Here's his ten:
Citizen Kane (Orson Welles)
The Kid (Charles Chaplin)
Kes (Ken Loach)
La Strada (Federico Fellini)
The Loneliness of the Long Distance Runner (Tony Richardson)
A Man Escaped (Robert Bresson)
The Pram (Bo Widerberg)
Intimate Lighting (Ivan Passer)
The Musicians (Kazimierz Karabasz)
Ivan's Childhood (Andrei Tarkovsky)
(Source: 1992 Sight & Sound Directors' Poll)
Posted 12 October 2009 - 07:01 PM
Posted 29 October 2009 - 07:19 PM
2) There are two scenes--one in the middle, second near the end--when the father's computer seems to turn itself on and displays the message, "I am ready." In the lecture scene, the father said that computers could eventually become self-aware and make volitional choices (or something like that). So, if you've watched 2001 too many times, as I have, it kind of feels like the computer developed a malevolent streak and intentionally gave them the wrong information on the ice's strength. Again, I wouldn't hold too strongly to that kind of interpretation, but it's fun to think about.
3) I think the father's faith in technology causes him to ignore all the warnings (the little girl at the door, the fire truck, people saying the ice broke, etc.) that point to problems at the lake before he finally goes to check it out. If you're going with the "No gods before me" framework, relying on technology instead of signs from the real world could have cost him a chance to see Pawel before he died.
4) The father's lecture can easily be interpreted as Kiewslowski subtly disclosing his ideological intentions for The Decalogue. That is, he's talking in an indirect way that the censors won't be able to recognize.
Posted 01 May 2011 - 09:48 AM
- So Kieslowski actually said that the young man by the fire doesn't mean anything? I call bull****. He acts too much like he knows what's happening in the story, that and when he's there and when he's not seem too significant to only be coincidences. He's not just a character in the Decalogue either, because it looks like each time he appears in an episode, he's a different person (dressed different, with a different job, etc.) And yet, Kieslowski had to have had a reason for giving him the same role - he's always watching, and appears at significant moments.

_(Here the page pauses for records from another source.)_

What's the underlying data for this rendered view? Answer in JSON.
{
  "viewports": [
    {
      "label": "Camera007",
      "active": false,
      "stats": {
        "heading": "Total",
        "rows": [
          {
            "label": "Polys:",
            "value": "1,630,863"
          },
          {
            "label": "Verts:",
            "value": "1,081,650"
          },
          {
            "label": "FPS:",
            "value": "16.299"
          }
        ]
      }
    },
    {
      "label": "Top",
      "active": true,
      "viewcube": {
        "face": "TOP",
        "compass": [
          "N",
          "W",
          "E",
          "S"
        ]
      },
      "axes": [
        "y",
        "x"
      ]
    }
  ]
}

- There is clearly something unusual about the computer turning itself on. It's something not explained rationally or scientifically. The father says it's not supposed to do that. If this is really an episode reflecting on how we make technology a god in our lives, then there's something a little scary about the otherworldlyness of the computer's actions.

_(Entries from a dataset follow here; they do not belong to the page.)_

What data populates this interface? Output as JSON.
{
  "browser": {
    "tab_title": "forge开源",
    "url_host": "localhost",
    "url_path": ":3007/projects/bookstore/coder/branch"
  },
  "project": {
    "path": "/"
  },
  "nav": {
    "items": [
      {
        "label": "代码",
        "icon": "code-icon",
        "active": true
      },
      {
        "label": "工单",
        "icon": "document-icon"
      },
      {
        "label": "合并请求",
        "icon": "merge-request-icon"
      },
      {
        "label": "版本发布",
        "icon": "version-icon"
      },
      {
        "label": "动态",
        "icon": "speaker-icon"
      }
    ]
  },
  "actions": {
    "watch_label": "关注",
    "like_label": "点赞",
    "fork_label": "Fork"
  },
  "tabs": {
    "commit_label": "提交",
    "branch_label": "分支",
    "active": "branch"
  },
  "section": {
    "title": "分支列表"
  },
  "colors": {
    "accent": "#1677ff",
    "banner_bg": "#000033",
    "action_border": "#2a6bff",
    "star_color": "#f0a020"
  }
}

- The kid playing Pavel was a great little actor. The look on his face (the face of a kid who loves and admires his father) when being given overly simplistic answers about death is greatly affecting. I realize the dad's an atheist/agnostic, but as sensitive as he is to his son - his explanations about how the organs in the human body stop working are so clearly not what his son was asking for - that it makes it look like a blind spot for him. Almost any parent should have been able to understand the kid was going through some deep thinking for once, and responded with more than facts from the encyclopedia.

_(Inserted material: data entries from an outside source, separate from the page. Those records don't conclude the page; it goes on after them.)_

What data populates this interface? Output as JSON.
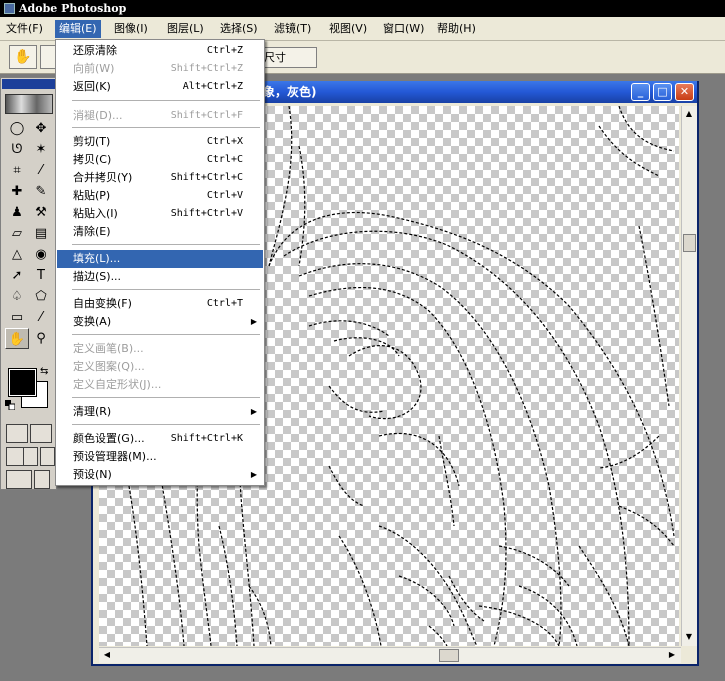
{
  "app": {
    "title": "Adobe Photoshop"
  },
  "menubar": [
    {
      "label": "文件(F)",
      "active": false
    },
    {
      "label": "编辑(E)",
      "active": true
    },
    {
      "label": "图像(I)",
      "active": false
    },
    {
      "label": "图层(L)",
      "active": false
    },
    {
      "label": "选择(S)",
      "active": false
    },
    {
      "label": "滤镜(T)",
      "active": false
    },
    {
      "label": "视图(V)",
      "active": false
    },
    {
      "label": "窗口(W)",
      "active": false
    },
    {
      "label": "帮助(H)",
      "active": false
    }
  ],
  "options_bar": {
    "hand_icon": "hand-icon",
    "size_button_label": "尺寸"
  },
  "document": {
    "title": "象，灰色)",
    "minimize": "_",
    "maximize": "□",
    "close": "✕"
  },
  "edit_menu": {
    "items": [
      {
        "label": "还原清除",
        "shortcut": "Ctrl+Z",
        "disabled": false
      },
      {
        "label": "向前(W)",
        "shortcut": "Shift+Ctrl+Z",
        "disabled": true
      },
      {
        "label": "返回(K)",
        "shortcut": "Alt+Ctrl+Z",
        "disabled": false
      },
      {
        "label": "消褪(D)...",
        "shortcut": "Shift+Ctrl+F",
        "disabled": true
      },
      {
        "label": "剪切(T)",
        "shortcut": "Ctrl+X",
        "disabled": false
      },
      {
        "label": "拷贝(C)",
        "shortcut": "Ctrl+C",
        "disabled": false
      },
      {
        "label": "合并拷贝(Y)",
        "shortcut": "Shift+Ctrl+C",
        "disabled": false
      },
      {
        "label": "粘贴(P)",
        "shortcut": "Ctrl+V",
        "disabled": false
      },
      {
        "label": "粘贴入(I)",
        "shortcut": "Shift+Ctrl+V",
        "disabled": false
      },
      {
        "label": "清除(E)",
        "shortcut": "",
        "disabled": false
      },
      {
        "label": "填充(L)...",
        "shortcut": "",
        "disabled": false,
        "highlighted": true
      },
      {
        "label": "描边(S)...",
        "shortcut": "",
        "disabled": false
      },
      {
        "label": "自由变换(F)",
        "shortcut": "Ctrl+T",
        "disabled": false
      },
      {
        "label": "变换(A)",
        "shortcut": "",
        "disabled": false,
        "submenu": true
      },
      {
        "label": "定义画笔(B)...",
        "shortcut": "",
        "disabled": true
      },
      {
        "label": "定义图案(Q)...",
        "shortcut": "",
        "disabled": true
      },
      {
        "label": "定义自定形状(J)...",
        "shortcut": "",
        "disabled": true
      },
      {
        "label": "清理(R)",
        "shortcut": "",
        "disabled": false,
        "submenu": true
      },
      {
        "label": "颜色设置(G)...",
        "shortcut": "Shift+Ctrl+K",
        "disabled": false
      },
      {
        "label": "预设管理器(M)...",
        "shortcut": "",
        "disabled": false
      },
      {
        "label": "预设(N)",
        "shortcut": "",
        "disabled": false,
        "submenu": true
      }
    ]
  },
  "toolbox": {
    "tools": [
      {
        "name": "marquee-tool-icon",
        "glyph": "◯"
      },
      {
        "name": "move-tool-icon",
        "glyph": "✥"
      },
      {
        "name": "lasso-tool-icon",
        "glyph": "ᘎ"
      },
      {
        "name": "magic-wand-tool-icon",
        "glyph": "✶"
      },
      {
        "name": "crop-tool-icon",
        "glyph": "⌗"
      },
      {
        "name": "eyedropper-slice-icon",
        "glyph": "⁄"
      },
      {
        "name": "healing-brush-icon",
        "glyph": "✚"
      },
      {
        "name": "brush-tool-icon",
        "glyph": "✎"
      },
      {
        "name": "stamp-tool-icon",
        "glyph": "♟"
      },
      {
        "name": "history-brush-icon",
        "glyph": "⚒"
      },
      {
        "name": "eraser-tool-icon",
        "glyph": "▱"
      },
      {
        "name": "gradient-tool-icon",
        "glyph": "▤"
      },
      {
        "name": "blur-tool-icon",
        "glyph": "△"
      },
      {
        "name": "dodge-tool-icon",
        "glyph": "◉"
      },
      {
        "name": "path-select-tool-icon",
        "glyph": "➚"
      },
      {
        "name": "type-tool-icon",
        "glyph": "T"
      },
      {
        "name": "pen-tool-icon",
        "glyph": "♤"
      },
      {
        "name": "shape-tool-icon",
        "glyph": "⬠"
      },
      {
        "name": "notes-tool-icon",
        "glyph": "▭"
      },
      {
        "name": "eyedropper-tool-icon",
        "glyph": "⁄"
      },
      {
        "name": "hand-tool-icon",
        "glyph": "✋"
      },
      {
        "name": "zoom-tool-icon",
        "glyph": "⚲"
      }
    ],
    "foreground_color": "#000000",
    "background_color": "#ffffff",
    "swap_glyph": "⇆"
  }
}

- I can't tell if it's implied that the fire was actually the thing that was overlooked by the dad in his calculations regarding the strength of the ice. It's obviously not something included in the computer calculation. When he walks out to test it himself, it seems to be fine at that point (and he probably weighs, what, over 3 times the weight of his son?) - but there's the bonfire sitting right next to, if not on top of the ice - burning there for hours and hours. It's not that using a computer to calculate something like that is wrong. While the computer doesn't seem normal (it's representative of taking the place of God), there's not indication that the computer consciously gave him the wrong results. It's that, either the father didn't include another important factor he should have (the fire?) or there was something else about the ice he just didn't know about.
Posted 04 November 2012 - 04:27 PM
DECALOGUE: ONE is wonderful and sobering. Great stuff.
Jeremy, I really enjoyed your review, which I think did a good job of grappling with the question of idolatry. Nicely done.